* [ACTIVITY]: Below are records; reproduce exactly the lines from the one containing "Parse this screenshot: output" through the end, both included, and only those.

* [PROVIDED RECORDS]:
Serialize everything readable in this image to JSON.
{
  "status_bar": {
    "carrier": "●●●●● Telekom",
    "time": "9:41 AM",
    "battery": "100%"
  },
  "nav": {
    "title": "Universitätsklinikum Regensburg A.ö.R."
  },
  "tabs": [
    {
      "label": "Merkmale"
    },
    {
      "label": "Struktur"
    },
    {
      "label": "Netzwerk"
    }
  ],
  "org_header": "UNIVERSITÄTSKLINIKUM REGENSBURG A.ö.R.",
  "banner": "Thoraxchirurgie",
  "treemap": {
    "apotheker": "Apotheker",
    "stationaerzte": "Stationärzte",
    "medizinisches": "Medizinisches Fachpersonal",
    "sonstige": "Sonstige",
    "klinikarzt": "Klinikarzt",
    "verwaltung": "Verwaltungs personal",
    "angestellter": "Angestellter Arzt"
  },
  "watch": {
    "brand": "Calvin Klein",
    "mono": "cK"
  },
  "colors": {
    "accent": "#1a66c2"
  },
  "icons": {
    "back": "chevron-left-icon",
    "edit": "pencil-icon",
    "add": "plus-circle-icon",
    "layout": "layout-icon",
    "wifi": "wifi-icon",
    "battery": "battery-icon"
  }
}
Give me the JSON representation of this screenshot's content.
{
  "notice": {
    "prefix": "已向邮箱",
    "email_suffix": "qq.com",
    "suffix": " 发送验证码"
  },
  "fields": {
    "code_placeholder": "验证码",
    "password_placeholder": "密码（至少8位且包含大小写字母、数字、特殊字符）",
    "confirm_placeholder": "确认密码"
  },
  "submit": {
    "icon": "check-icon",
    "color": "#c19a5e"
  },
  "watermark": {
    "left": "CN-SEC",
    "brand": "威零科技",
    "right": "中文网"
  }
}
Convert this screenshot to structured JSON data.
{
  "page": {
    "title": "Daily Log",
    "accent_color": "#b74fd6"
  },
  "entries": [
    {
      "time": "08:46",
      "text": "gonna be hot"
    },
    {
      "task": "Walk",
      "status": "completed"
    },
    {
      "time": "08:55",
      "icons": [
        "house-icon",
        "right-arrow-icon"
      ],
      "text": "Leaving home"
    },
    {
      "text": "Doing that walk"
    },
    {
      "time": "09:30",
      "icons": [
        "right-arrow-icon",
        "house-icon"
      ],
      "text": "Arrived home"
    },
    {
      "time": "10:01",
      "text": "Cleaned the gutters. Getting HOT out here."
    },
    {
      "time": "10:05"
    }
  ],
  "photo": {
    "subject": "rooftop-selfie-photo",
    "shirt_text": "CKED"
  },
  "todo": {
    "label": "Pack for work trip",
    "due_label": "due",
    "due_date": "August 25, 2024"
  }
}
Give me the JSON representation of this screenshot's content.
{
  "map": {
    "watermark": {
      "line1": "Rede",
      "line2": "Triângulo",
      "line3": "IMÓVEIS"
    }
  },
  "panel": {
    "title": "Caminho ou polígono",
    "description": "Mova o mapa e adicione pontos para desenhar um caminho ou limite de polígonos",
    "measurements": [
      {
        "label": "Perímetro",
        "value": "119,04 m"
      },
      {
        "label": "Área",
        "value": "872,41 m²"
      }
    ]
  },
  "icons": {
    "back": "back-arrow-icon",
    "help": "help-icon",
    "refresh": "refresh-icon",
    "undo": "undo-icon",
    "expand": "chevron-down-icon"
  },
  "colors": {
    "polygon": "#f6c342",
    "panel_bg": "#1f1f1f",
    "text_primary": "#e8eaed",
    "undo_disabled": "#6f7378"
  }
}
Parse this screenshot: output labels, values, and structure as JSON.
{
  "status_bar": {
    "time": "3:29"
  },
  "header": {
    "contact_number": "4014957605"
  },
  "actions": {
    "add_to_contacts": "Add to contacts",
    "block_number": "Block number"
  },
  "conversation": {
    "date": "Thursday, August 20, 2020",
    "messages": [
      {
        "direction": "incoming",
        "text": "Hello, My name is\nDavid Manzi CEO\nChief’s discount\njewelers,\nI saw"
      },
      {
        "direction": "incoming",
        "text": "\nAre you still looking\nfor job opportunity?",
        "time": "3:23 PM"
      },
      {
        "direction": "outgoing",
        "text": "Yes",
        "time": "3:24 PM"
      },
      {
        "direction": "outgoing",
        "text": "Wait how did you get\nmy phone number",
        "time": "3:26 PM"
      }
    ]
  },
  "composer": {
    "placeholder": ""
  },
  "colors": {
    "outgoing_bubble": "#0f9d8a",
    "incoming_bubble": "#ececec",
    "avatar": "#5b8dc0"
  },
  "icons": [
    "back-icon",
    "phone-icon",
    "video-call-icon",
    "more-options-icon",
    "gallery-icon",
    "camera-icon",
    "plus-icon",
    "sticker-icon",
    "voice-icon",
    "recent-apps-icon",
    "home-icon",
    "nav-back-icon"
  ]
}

* [RESULT BELOW]:
Parse this screenshot: output labels, values, and structure as JSON.
{
  "status_bar": {
    "time": "3:29"
  },
  "header": {
    "contact_number": "4014957605"
  },
  "actions": {
    "add_to_contacts": "Add to contacts",
    "block_number": "Block number"
  },
  "conversation": {
    "date": "Thursday, August 20, 2020",
    "messages": [
      {
        "direction": "incoming",
        "text": "Hello, My name is\nDavid Manzi CEO\nChief’s discount\njewelers,\nI saw"
      },
      {
        "direction": "incoming",
        "text": "\nAre you still looking\nfor job opportunity?",
        "time": "3:23 PM"
      },
      {
        "direction": "outgoing",
        "text": "Yes",
        "time": "3:24 PM"
      },
      {
        "direction": "outgoing",
        "text": "Wait how did you get\nmy phone number",
        "time": "3:26 PM"
      }
    ]
  },
  "composer": {
    "placeholder": ""
  },
  "colors": {
    "outgoing_bubble": "#0f9d8a",
    "incoming_bubble": "#ececec",
    "avatar": "#5b8dc0"
  },
  "icons": [
    "back-icon",
    "phone-icon",
    "video-call-icon",
    "more-options-icon",
    "gallery-icon",
    "camera-icon",
    "plus-icon",
    "sticker-icon",
    "voice-icon",
    "recent-apps-icon",
    "home-icon",
    "nav-back-icon"
  ]
}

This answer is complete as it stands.